- Data:

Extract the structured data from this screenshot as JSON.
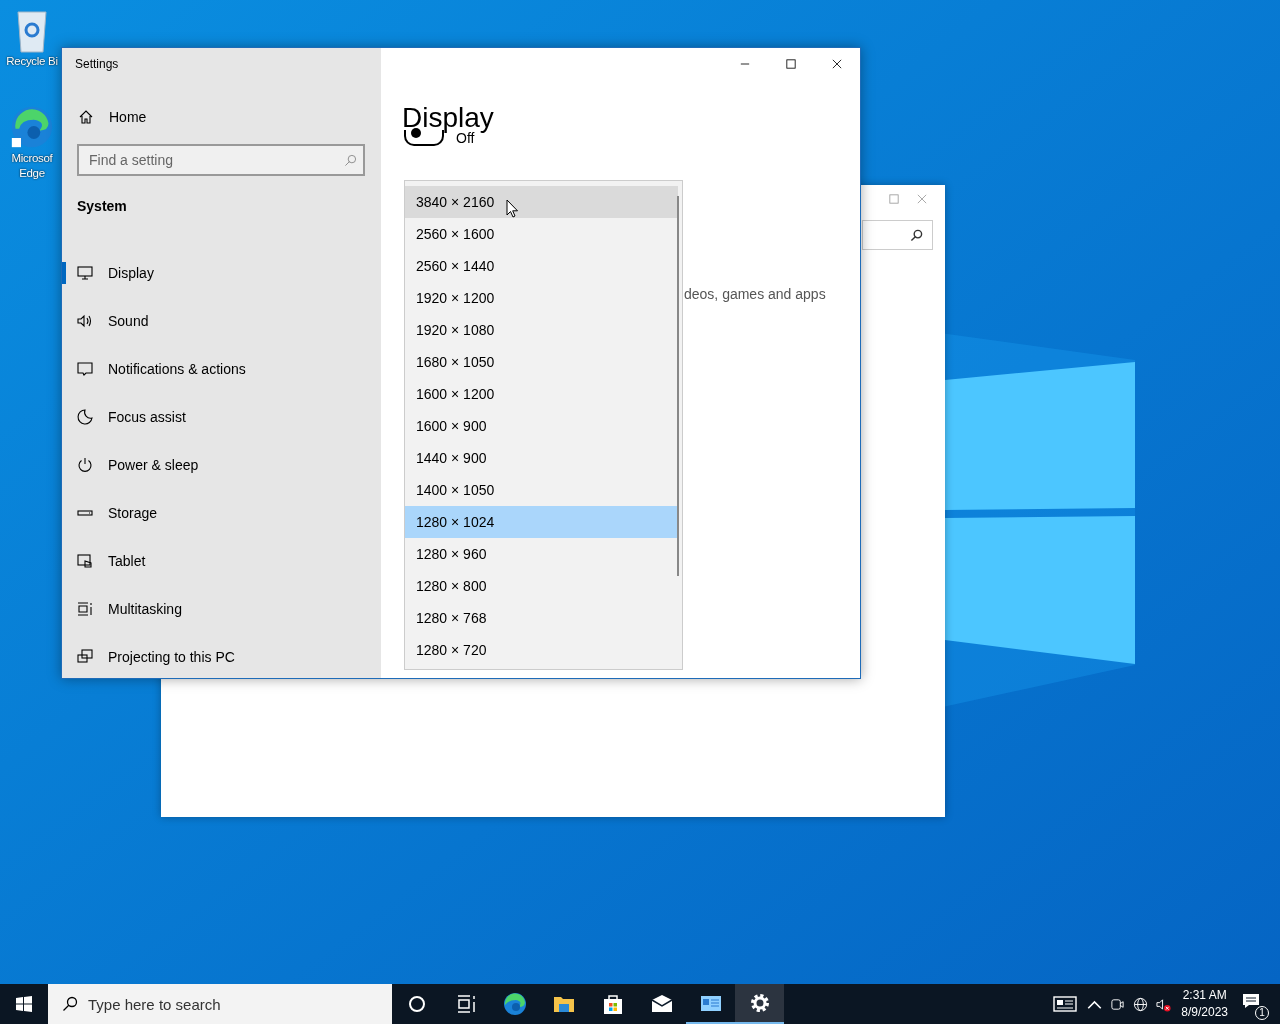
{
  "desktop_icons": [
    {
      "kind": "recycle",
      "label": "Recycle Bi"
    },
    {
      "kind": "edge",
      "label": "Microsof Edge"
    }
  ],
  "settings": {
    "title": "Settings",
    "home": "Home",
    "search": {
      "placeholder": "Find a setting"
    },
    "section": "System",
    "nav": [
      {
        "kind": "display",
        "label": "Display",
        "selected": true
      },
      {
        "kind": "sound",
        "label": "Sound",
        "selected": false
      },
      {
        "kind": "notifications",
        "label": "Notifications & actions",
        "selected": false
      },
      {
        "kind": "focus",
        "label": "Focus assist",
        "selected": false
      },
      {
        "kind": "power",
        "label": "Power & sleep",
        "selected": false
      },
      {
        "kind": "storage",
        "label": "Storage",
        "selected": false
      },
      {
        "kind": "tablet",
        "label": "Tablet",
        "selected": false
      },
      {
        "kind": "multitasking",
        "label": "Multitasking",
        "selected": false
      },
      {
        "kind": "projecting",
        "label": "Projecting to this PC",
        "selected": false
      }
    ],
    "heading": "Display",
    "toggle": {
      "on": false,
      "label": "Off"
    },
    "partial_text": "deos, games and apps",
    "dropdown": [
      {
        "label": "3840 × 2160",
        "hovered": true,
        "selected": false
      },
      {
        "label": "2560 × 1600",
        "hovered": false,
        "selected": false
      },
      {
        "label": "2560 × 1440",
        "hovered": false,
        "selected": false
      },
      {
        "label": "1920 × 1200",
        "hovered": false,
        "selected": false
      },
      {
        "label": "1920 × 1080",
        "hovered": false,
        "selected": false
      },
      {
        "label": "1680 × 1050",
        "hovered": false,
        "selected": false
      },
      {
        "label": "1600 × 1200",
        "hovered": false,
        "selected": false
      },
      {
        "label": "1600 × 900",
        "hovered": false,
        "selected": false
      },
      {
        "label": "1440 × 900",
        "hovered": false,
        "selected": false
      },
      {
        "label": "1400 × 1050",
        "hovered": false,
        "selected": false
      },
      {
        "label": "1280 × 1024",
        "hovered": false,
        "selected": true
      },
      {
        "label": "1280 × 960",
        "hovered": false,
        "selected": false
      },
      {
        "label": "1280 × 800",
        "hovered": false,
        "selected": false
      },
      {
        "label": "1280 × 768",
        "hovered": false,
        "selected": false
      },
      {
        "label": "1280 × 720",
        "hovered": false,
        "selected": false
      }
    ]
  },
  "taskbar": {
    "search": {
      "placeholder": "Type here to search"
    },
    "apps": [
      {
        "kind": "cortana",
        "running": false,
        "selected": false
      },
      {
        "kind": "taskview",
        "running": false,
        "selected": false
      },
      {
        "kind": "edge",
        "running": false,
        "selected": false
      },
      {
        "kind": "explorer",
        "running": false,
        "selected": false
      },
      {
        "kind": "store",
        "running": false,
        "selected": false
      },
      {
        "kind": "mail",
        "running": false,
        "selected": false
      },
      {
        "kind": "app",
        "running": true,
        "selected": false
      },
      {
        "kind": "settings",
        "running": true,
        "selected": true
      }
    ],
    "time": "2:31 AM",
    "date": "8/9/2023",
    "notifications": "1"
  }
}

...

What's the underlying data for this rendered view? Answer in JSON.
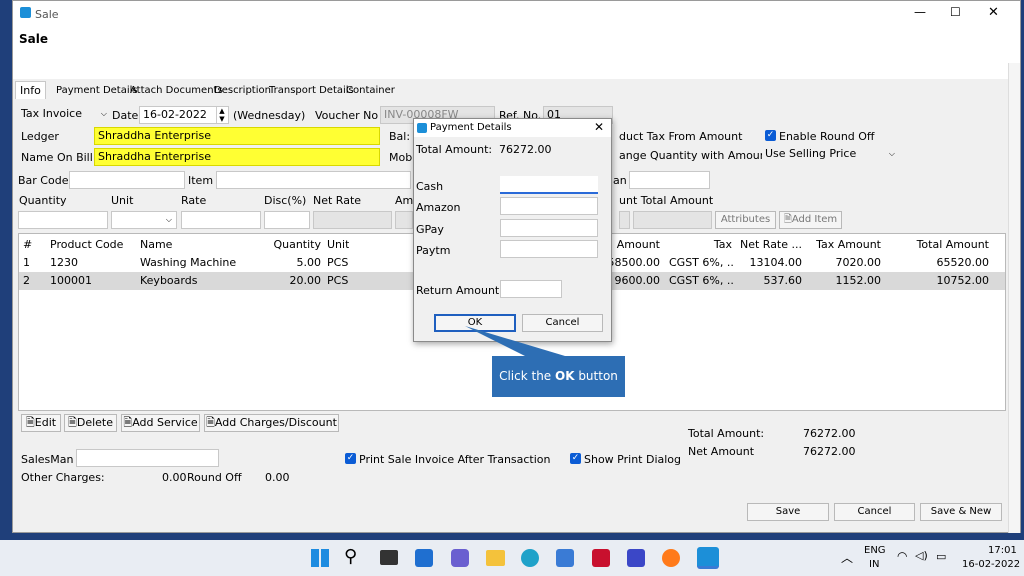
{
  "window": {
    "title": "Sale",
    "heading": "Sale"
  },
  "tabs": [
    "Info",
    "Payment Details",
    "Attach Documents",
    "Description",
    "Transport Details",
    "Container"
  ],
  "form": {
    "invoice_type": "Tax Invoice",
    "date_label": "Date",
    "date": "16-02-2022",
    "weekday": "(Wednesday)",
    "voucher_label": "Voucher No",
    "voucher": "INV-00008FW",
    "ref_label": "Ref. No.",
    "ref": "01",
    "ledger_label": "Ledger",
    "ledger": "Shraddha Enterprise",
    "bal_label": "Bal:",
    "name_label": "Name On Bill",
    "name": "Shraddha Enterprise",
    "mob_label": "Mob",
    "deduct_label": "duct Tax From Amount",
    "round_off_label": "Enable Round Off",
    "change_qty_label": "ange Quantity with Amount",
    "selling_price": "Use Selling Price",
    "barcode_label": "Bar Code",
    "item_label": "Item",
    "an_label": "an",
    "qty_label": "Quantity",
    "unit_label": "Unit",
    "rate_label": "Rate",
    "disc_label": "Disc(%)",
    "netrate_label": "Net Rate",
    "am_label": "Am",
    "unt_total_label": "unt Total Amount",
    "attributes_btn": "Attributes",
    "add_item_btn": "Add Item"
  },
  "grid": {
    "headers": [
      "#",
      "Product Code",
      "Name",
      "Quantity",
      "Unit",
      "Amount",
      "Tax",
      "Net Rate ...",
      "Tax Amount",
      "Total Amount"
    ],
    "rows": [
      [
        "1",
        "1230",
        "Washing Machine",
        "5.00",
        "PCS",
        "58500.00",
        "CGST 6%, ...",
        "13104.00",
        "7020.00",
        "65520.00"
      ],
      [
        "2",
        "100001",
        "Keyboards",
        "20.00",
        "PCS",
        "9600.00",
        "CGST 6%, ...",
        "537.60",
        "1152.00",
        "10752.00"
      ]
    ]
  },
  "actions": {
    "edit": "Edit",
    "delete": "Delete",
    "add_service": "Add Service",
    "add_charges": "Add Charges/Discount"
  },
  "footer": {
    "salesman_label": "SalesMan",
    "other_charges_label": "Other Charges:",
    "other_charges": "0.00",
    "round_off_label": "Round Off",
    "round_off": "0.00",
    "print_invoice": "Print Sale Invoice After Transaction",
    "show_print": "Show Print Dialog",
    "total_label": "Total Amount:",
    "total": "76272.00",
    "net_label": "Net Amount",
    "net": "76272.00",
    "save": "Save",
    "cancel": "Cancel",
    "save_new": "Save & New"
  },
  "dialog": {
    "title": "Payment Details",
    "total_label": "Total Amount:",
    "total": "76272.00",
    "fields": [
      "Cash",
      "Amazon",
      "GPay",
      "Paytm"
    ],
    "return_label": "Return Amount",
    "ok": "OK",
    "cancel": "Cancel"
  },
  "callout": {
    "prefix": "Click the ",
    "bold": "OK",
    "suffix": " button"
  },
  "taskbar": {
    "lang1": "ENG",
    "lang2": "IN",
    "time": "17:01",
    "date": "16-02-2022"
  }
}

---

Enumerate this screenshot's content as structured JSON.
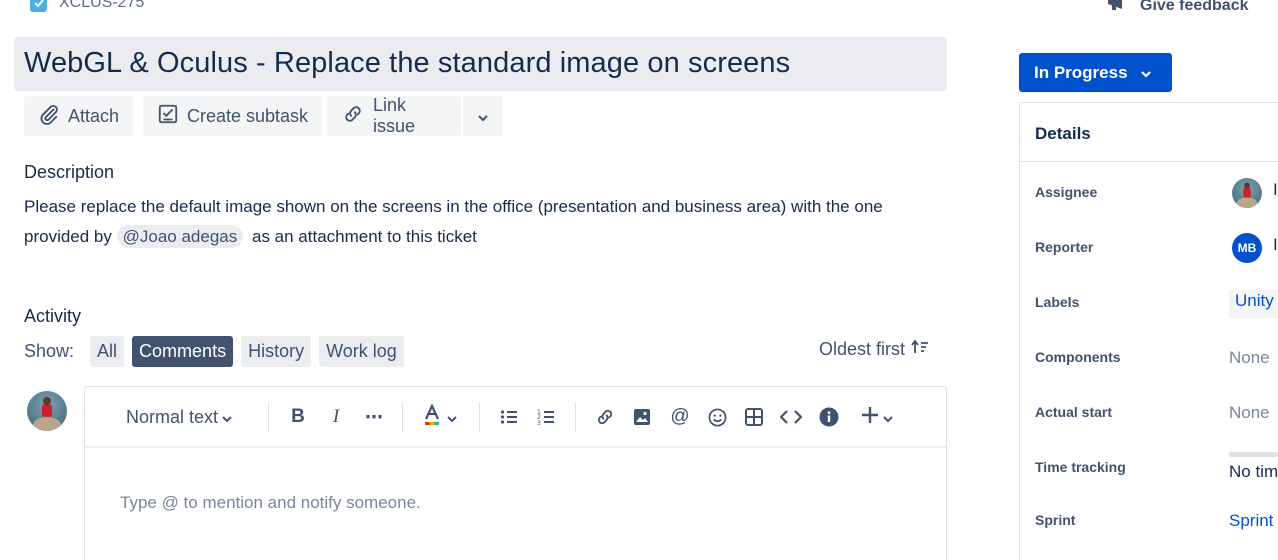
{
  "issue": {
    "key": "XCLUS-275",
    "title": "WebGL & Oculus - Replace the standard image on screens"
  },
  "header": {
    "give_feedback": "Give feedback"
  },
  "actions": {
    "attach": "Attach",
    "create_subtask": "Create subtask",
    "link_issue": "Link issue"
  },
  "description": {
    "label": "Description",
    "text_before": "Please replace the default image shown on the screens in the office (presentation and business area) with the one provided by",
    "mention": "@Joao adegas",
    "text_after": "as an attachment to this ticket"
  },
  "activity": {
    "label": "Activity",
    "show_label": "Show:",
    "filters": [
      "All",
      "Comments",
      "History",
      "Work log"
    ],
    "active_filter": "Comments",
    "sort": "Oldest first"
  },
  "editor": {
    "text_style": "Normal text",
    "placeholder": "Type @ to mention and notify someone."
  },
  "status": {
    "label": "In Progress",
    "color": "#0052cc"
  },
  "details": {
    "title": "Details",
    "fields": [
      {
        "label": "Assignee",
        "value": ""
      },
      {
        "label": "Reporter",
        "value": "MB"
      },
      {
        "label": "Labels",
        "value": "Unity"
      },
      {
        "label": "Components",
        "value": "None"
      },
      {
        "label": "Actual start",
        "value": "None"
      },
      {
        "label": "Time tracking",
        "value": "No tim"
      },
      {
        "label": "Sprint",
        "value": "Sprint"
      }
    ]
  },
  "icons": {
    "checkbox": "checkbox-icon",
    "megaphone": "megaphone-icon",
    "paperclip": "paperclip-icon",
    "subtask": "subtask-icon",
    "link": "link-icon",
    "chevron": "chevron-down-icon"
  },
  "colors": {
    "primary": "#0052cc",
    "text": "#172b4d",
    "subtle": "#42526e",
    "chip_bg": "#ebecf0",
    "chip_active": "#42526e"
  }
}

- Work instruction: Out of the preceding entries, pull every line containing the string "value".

- Response to the exercise:
        "value": ""
        "value": "MB"
        "value": "Unity"
        "value": "None"
        "value": "None"
        "value": "No tim"
        "value": "Sprint"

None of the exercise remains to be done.